Never a stranger to thinking and thriving ‘outside the box’ since 1899, Toblerone and its parent company appear to be getting-in on the ground floor of the growing environmental sustainability and virtuous consumership trends in cacao, and their message is not only landing with the consumer, but having a widespread impact on the communities it was intended to aid: Mondelēz International’s February 2016 report on its Cocoa Life sustainability program shows a reach across “six cocoa-growing origins…Ghana, Côte d’Ivoire, Indonesia, Dominican Republic, India and Brazil…[totaling] 76,700 farmers in over 795 communities…[with] farmers’ incomes tripl[ing] since 2009…[and] cocoa yield[s] increased [by] 37 percent” (Mondelēz International, 2016, para. 1-2).

Bibliography:

Martin, C. D. (2016, February). Lecture 4: Sugar and cacao. E-119: Chocolate, Culture, and the Politics of Food. Lecture conducted from Harvard University, Cambridge, MA.

Meyer, D. (2015, February 26). The world’s most successful triangle. Retrieved from http://www.procarton.com/worlds-successful-triangle/

Mondelēz International. (2013). Mondelēz international launches cocoa life sustainability program in côte d’ivoire [Press release]. Retrieved from http://www.mondelezinternational.com/Newsroom/Multimedia-Releases/Mondelez-International-Launches-Cocoa-Life-Sustainability-Program-in-Cote-dIvoire

Mondelēz International. (2016). Mondelēz international reports strong progress in cocoa life sustainability program [Press release]. Retrieved from http://www.mynewsdesk.com/dk/mondelez-danmark/pressreleases/mondelez-international-reports-strong-progress-in-cocoa-life-sustainability-program-1324940

Toblerone. (2008). Toblerone Bike Rack [Online image]. Retrieved from http://ffffound.com/image/b74bb4a5230276175e6c54c83e9e0d4c25b9f722

Toblerone [Toblerone]. (2016, February 26). ‘Break the boundaries of your world’ #Allegiant [Tweet]. Retrieved from https://twitter.com/Toblerone/status/703157570014294016/photo/1
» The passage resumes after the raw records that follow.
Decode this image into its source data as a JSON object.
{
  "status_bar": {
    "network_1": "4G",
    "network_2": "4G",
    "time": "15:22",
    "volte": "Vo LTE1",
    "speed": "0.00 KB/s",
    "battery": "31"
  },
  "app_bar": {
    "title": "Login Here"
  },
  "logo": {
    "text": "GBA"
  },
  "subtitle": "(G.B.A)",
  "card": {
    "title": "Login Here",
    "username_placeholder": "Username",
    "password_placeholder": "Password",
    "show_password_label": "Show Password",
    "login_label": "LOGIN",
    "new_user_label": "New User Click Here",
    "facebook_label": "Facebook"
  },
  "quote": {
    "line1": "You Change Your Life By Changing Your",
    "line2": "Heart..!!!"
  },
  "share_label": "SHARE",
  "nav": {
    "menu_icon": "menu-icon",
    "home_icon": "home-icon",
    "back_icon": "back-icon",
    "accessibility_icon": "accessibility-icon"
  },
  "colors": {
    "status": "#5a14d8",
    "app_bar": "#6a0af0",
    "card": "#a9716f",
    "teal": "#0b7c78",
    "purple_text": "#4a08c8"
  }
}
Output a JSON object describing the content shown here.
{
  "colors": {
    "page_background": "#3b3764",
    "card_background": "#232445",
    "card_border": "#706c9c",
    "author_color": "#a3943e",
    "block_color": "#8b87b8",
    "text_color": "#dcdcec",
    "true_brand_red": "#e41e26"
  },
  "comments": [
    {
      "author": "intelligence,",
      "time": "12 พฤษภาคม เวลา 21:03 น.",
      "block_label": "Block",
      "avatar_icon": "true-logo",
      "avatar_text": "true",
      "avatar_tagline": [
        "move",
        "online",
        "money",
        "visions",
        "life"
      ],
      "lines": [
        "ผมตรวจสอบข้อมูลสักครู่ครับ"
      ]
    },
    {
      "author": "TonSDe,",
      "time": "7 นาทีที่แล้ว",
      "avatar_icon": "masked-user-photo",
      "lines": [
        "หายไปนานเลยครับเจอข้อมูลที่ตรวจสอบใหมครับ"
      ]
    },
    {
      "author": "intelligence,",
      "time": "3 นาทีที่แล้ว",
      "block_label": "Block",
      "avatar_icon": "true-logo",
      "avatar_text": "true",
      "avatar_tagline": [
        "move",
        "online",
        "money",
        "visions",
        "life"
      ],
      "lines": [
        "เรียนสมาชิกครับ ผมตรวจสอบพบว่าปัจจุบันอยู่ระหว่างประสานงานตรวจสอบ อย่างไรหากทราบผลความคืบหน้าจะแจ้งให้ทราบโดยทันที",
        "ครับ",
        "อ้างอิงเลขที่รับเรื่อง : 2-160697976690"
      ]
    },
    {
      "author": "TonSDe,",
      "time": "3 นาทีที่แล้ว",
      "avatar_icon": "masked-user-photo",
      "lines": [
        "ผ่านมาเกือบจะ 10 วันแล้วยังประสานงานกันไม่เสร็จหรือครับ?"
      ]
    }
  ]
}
WestportWiki. (2013). Toblerone bars [Online image]. Retrieved from https://commons.wikimedia.org/wiki/File:Toblerone_Bars.jpg